Brief =>
Look for the string "音乐教育在线网的发展得到了洪啸网以及众多网友的大力支持和帮助" in the data below, and copy each line that holds it.

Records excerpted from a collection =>
* * *
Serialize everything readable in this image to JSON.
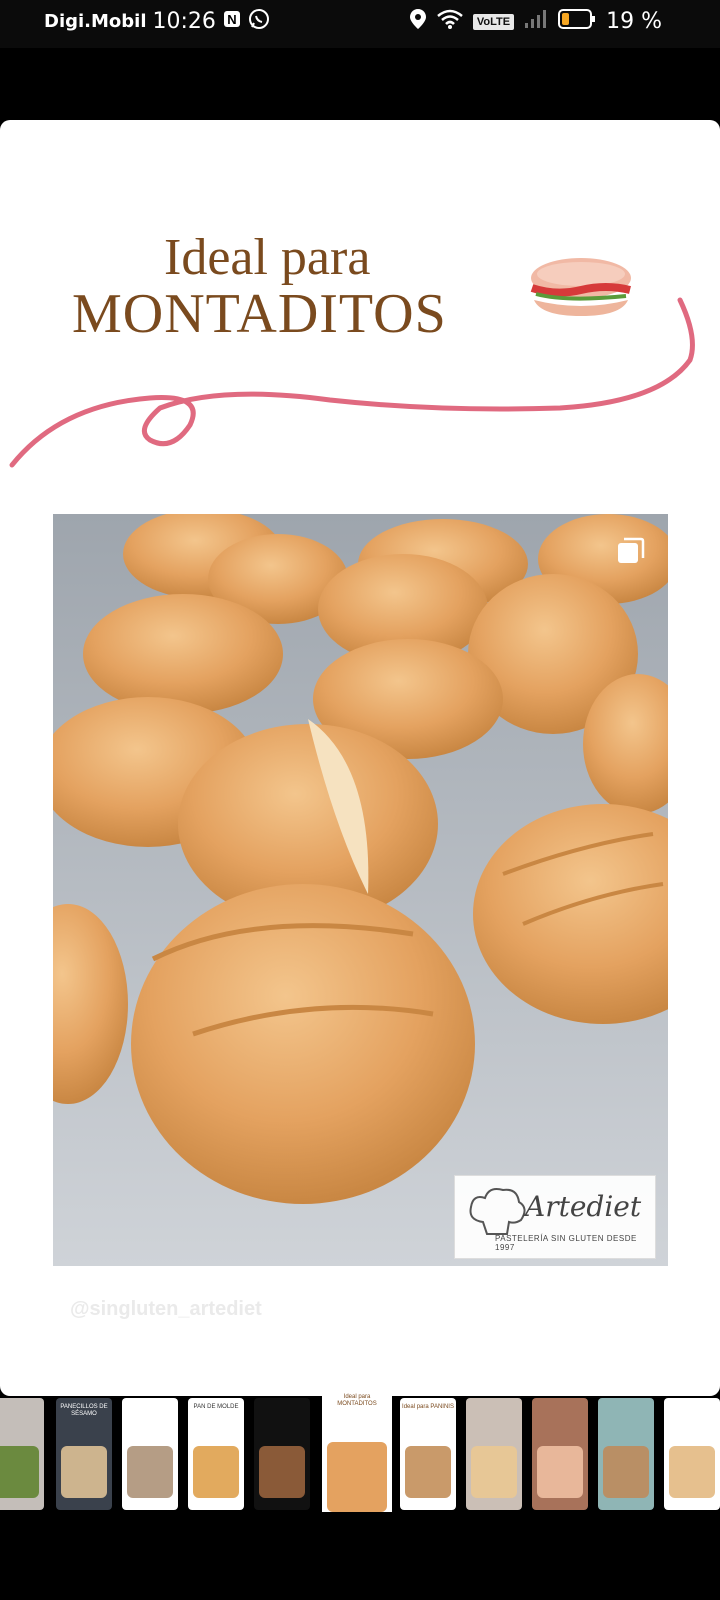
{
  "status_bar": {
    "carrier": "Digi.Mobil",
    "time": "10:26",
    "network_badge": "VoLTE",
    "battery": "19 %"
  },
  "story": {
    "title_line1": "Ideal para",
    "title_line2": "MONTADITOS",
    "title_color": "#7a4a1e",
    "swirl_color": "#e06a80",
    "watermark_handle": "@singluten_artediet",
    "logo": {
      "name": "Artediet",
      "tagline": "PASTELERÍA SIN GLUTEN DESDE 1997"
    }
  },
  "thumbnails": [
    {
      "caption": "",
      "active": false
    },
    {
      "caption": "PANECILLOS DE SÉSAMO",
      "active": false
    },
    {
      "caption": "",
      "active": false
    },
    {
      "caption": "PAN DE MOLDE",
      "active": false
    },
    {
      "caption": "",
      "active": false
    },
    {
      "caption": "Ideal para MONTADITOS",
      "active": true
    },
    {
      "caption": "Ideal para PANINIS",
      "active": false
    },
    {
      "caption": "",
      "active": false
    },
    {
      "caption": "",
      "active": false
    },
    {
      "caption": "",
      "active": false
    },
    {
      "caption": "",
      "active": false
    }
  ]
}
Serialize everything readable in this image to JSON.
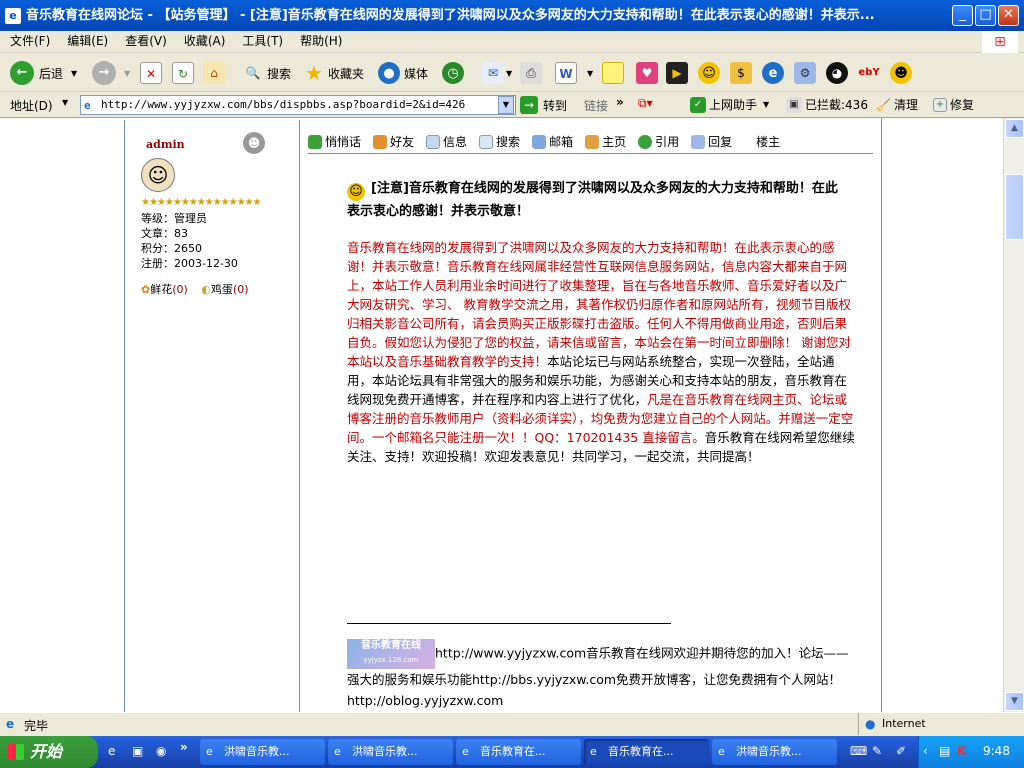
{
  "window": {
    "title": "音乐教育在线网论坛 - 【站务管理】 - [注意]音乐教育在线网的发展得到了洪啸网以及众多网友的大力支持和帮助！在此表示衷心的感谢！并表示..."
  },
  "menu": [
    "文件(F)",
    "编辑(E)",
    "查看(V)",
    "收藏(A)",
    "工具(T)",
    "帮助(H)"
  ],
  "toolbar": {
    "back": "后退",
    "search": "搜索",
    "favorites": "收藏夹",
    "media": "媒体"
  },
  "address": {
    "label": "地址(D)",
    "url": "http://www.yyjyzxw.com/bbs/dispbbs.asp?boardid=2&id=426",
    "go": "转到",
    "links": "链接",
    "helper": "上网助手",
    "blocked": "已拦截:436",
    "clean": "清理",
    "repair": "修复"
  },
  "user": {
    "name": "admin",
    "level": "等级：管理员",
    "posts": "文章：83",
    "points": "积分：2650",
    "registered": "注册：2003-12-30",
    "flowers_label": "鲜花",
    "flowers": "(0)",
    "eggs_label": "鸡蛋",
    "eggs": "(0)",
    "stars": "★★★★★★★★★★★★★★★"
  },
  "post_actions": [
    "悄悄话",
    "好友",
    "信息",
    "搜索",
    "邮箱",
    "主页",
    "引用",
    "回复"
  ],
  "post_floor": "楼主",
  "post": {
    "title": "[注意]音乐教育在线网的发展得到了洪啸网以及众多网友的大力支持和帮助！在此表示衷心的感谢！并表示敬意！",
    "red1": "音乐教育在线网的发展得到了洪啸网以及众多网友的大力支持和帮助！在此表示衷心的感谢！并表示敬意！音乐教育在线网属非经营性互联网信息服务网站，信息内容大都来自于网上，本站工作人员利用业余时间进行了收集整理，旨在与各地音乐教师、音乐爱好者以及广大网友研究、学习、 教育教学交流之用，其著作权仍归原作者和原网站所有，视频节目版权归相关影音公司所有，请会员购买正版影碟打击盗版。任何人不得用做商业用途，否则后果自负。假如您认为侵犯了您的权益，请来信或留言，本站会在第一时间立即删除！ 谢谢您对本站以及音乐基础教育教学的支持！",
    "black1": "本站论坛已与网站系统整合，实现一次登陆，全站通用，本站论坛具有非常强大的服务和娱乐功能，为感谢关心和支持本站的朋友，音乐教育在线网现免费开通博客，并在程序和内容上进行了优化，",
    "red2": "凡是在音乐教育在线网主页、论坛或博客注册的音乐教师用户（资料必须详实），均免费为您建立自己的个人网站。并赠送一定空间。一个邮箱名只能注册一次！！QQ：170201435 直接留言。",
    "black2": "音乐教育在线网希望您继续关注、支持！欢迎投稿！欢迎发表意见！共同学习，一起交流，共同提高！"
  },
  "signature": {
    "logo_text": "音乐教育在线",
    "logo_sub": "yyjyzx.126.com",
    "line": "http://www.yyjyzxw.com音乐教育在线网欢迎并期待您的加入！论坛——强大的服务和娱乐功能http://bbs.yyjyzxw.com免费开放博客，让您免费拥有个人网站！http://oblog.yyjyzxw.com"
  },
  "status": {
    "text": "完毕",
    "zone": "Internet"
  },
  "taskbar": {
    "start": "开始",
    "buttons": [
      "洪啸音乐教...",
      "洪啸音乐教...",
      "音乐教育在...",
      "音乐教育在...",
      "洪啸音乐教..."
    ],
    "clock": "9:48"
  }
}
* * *
Answer =>
    "title": "音乐教育在线网论坛 - 【站务管理】 - [注意]音乐教育在线网的发展得到了洪啸网以及众多网友的大力支持和帮助！在此表示衷心的感谢！并表示..."
    "title": "[注意]音乐教育在线网的发展得到了洪啸网以及众多网友的大力支持和帮助！在此表示衷心的感谢！并表示敬意！",
    "red1": "音乐教育在线网的发展得到了洪啸网以及众多网友的大力支持和帮助！在此表示衷心的感谢！并表示敬意！音乐教育在线网属非经营性互联网信息服务网站，信息内容大都来自于网上，本站工作人员利用业余时间进行了收集整理，旨在与各地音乐教师、音乐爱好者以及广大网友研究、学习、 教育教学交流之用，其著作权仍归原作者和原网站所有，视频节目版权归相关影音公司所有，请会员购买正版影碟打击盗版。任何人不得用做商业用途，否则后果自负。假如您认为侵犯了您的权益，请来信或留言，本站会在第一时间立即删除！ 谢谢您对本站以及音乐基础教育教学的支持！",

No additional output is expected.